*** SOURCE DATA

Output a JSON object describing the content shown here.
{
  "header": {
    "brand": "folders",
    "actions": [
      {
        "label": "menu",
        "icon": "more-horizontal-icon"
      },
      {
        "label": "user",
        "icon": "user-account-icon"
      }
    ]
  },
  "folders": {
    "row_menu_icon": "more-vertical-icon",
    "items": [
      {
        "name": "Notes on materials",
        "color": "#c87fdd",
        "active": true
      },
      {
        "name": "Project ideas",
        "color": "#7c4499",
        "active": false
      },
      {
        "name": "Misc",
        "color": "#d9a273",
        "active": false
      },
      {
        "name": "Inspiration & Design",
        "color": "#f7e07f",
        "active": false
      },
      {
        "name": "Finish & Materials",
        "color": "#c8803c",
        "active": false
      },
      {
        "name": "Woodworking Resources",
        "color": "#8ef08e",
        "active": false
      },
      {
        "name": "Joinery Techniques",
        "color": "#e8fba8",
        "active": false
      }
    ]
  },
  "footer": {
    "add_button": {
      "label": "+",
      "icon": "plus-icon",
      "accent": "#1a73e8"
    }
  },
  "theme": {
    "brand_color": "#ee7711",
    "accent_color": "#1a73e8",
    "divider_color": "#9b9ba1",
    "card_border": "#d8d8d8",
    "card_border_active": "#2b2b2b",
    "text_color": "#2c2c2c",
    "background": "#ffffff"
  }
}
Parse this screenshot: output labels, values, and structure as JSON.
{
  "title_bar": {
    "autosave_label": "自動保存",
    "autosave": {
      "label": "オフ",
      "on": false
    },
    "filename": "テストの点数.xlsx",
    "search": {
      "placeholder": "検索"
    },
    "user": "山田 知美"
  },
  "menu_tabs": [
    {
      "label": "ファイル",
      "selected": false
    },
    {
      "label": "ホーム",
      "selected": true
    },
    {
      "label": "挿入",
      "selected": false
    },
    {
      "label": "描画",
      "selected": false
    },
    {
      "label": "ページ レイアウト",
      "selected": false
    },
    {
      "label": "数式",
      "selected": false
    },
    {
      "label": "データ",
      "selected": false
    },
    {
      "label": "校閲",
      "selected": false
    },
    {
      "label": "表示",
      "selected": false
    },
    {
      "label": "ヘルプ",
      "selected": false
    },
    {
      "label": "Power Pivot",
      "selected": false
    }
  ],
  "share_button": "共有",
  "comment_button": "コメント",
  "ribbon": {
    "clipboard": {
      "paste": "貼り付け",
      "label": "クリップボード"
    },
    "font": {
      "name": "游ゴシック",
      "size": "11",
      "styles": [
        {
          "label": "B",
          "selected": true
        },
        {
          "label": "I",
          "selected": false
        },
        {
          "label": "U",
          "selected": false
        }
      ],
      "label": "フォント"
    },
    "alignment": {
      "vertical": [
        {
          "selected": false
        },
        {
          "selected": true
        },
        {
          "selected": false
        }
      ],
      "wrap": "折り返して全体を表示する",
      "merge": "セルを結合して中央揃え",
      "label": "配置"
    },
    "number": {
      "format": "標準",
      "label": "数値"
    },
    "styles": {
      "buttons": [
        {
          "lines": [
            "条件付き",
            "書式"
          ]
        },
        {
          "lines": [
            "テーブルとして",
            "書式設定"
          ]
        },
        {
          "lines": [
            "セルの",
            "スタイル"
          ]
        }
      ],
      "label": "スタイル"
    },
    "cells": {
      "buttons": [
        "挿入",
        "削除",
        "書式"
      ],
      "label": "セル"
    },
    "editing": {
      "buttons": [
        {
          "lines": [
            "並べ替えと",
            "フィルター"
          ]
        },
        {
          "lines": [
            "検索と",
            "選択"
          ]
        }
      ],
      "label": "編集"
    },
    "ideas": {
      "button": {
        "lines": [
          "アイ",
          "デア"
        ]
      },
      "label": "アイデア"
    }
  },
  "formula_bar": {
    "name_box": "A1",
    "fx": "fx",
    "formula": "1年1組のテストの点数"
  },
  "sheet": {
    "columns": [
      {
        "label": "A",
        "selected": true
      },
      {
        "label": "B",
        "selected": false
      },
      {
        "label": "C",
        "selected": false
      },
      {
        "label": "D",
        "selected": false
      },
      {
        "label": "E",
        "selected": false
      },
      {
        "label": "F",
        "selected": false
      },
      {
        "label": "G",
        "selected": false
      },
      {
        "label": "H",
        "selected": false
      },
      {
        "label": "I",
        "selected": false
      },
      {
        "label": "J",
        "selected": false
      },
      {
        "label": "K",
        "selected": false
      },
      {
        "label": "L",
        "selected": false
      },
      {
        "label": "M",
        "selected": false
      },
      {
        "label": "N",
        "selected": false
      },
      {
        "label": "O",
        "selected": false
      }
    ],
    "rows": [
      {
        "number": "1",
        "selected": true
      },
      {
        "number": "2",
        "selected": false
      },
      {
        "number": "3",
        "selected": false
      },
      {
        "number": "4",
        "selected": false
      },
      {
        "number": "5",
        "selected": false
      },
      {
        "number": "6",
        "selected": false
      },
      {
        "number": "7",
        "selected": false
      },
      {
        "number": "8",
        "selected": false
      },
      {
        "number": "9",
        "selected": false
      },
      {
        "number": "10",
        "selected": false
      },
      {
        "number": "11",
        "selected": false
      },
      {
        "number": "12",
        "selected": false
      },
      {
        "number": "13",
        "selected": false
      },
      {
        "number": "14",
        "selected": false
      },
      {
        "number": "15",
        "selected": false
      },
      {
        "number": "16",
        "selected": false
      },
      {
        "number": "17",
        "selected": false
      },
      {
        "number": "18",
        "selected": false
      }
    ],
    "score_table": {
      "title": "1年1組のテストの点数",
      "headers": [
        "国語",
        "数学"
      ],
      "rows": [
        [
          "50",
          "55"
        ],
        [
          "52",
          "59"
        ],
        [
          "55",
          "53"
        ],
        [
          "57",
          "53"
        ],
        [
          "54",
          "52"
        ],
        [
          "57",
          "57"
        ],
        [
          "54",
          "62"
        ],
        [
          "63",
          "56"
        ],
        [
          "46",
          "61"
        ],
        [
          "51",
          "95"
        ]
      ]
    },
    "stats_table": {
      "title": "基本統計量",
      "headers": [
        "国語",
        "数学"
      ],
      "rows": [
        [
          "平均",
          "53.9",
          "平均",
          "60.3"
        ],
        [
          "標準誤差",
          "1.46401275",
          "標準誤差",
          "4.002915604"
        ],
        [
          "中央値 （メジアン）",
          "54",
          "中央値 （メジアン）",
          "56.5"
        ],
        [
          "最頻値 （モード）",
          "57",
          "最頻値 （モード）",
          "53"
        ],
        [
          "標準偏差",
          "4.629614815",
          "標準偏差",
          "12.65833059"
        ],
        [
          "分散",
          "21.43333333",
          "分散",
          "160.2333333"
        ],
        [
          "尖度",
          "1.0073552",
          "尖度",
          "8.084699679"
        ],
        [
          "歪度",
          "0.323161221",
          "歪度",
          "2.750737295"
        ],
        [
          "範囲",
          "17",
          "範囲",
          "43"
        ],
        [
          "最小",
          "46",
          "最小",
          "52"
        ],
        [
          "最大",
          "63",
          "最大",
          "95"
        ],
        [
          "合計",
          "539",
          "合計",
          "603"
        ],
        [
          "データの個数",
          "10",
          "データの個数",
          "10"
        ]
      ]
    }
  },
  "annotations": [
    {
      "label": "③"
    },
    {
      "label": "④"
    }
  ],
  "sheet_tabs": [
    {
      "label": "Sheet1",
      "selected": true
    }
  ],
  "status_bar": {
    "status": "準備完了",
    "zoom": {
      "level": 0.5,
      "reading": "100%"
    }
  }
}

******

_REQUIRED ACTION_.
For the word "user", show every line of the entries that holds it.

_TASK SOLUTION_.
        "label": "user",
        "icon": "user-account-icon"
    "user": "山田 知美"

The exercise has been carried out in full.